Under the Wave off Kanagawa (The Great Wave), by Katsushika Hokusai PIC: Courtesy of Phaidon / Metropolitan Museum of Art, New YorkUnder the Wave off Kanagawa (The Great Wave), by Katsushika Hokusai PIC: Courtesy of Phaidon / Metropolitan Museum of Art, New York
Under the Wave off Kanagawa (The Great Wave), by Katsushika Hokusai PIC: Courtesy of Phaidon / Metropolitan Museum of Art, New York

The danger with trying to tackle a topic as vast as this in a mere 300 images, of course, is that certain areas will inevitably feel either underrepresented or conspicuous by their absence. So, as you’d expect, the number of images of ocean-related artwork originating pre-Renaissance is relatively small; ditto the number from non-Western cultures. Also predictable, perhaps: the images of fish and other creatures that spend their lives under the water are legion, whereas the images of the sea birds that feed on them are few and far between. Naval warfare? Doesn’t really feature. Much of the photography is stunning, but would less photographs of colourful sea creatures and more images of sea-inspired paintings, sculptures and ceramics have made for a more interesting read? Perhaps. There’s a lovely photograph of a pod of dolphins, for example, but that’s really all it is. The mini-essay underneath doesn’t tell us much at all about the significance of the image itself, and the observation that dolphins’ propensity to leap out of the water from time to time "makes dolphin watching a popular tourist activity worldwide" is perhaps not adding much to the sum of human knowledge.

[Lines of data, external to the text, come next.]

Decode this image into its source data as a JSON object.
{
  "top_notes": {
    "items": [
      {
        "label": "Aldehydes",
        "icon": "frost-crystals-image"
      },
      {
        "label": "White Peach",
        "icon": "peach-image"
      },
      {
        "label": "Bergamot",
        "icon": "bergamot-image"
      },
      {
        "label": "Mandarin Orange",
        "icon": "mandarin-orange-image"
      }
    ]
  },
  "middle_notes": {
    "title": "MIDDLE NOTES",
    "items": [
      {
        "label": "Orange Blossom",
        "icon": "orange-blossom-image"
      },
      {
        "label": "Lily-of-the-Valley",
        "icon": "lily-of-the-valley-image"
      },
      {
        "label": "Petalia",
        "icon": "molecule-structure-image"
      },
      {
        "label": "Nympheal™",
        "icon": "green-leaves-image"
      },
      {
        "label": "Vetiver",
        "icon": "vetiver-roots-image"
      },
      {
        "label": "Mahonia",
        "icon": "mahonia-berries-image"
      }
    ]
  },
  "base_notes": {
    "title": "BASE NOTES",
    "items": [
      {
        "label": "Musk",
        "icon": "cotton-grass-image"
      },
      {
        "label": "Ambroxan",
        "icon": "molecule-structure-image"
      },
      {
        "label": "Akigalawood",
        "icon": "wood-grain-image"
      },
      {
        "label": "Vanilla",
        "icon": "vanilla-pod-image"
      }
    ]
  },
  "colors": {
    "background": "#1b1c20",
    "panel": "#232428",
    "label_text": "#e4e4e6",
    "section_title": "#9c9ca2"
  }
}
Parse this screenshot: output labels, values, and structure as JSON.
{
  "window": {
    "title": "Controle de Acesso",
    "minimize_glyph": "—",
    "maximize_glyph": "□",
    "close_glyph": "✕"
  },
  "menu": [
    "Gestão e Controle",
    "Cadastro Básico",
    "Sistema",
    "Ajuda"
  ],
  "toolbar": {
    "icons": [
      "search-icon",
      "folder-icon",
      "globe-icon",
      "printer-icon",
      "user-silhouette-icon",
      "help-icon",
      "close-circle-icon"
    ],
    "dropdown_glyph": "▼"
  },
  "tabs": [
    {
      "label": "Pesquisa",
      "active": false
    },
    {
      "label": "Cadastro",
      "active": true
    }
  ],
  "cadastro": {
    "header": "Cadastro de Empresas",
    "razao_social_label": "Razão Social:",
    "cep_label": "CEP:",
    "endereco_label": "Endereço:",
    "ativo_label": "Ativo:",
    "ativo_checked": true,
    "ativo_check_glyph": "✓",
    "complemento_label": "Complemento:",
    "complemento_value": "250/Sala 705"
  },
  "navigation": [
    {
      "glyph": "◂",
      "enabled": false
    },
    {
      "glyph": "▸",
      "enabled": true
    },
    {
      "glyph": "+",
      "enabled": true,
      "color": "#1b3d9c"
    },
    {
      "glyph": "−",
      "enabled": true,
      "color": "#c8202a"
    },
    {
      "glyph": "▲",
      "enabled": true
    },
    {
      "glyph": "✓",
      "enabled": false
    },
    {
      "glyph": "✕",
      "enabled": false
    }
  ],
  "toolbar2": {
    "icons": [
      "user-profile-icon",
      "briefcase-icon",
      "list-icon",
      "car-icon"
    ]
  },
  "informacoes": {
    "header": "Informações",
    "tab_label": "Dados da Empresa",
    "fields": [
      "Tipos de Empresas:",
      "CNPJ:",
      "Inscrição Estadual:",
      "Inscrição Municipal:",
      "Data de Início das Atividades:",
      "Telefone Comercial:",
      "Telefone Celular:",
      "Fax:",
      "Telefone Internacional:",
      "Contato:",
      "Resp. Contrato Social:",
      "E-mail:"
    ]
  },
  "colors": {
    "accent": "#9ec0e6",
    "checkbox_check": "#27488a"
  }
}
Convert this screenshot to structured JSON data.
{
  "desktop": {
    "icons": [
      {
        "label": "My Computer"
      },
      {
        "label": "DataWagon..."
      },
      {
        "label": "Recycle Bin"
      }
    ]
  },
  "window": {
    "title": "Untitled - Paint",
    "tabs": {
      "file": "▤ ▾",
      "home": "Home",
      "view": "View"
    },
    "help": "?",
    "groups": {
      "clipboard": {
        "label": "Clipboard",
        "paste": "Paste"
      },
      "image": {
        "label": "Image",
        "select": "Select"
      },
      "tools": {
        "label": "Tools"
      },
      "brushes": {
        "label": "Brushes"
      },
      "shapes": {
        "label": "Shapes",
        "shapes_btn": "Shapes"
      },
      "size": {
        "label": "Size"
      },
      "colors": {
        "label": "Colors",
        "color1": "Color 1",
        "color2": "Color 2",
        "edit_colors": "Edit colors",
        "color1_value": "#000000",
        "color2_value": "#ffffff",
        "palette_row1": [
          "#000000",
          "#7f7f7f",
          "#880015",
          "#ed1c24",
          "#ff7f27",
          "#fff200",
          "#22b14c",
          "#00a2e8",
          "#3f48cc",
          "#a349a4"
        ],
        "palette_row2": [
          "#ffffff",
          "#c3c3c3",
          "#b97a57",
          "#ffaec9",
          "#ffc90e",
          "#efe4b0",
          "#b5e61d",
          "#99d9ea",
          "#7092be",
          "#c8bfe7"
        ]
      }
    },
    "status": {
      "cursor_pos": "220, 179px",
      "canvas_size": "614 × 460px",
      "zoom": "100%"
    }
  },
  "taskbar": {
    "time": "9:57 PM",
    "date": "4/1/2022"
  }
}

On the whole, though, if you’re able to accept that a project with such an impossible brief could never hope to cover all the bases, and simply let the visual feast that’s been assembled wash over you, there’s much to enjoy here. The selected images have been carefully paired across each double-page spread, and they speak to each other in a pleasing variety of different ways. Hokusai’s dramatic woodblock print Under the Wave off Kanagawa, for example – surely a shoe-in for any book such as this – is paired with a contrastingly serene photograph by Japanese photographer Hiroshi Sugimoto, titled North Atlantic Ocean, Cliffs of Moher, 1989. Showing the ocean at its most violent and its most peaceful, the two images hum pleasingly when viewed side by side. There’s a clever symmetry, too, in the pairing of a 1954 movie poster for the Disney’s movie version of Jules Verne’s 20,000 Leagues Under the Sea, complete with ferocious giant squid, with a series of late-16th century German prints depicting whales as monstrous, dragon-like creatures with enormous sharp teeth. As long as the oceans have uncharted depths, these two images seem to say, humans will continue to invent terrifying monsters to inhabit them.

Ocean: Exploring the Marine World, Phaidon, £44.95

Ocean: Exploring the Marine WorldOcean: Exploring the Marine World
Ocean: Exploring the Marine World
Ocean: Exploring the Marine WorldOcean: Exploring the Marine World
Ocean: Exploring the Marine World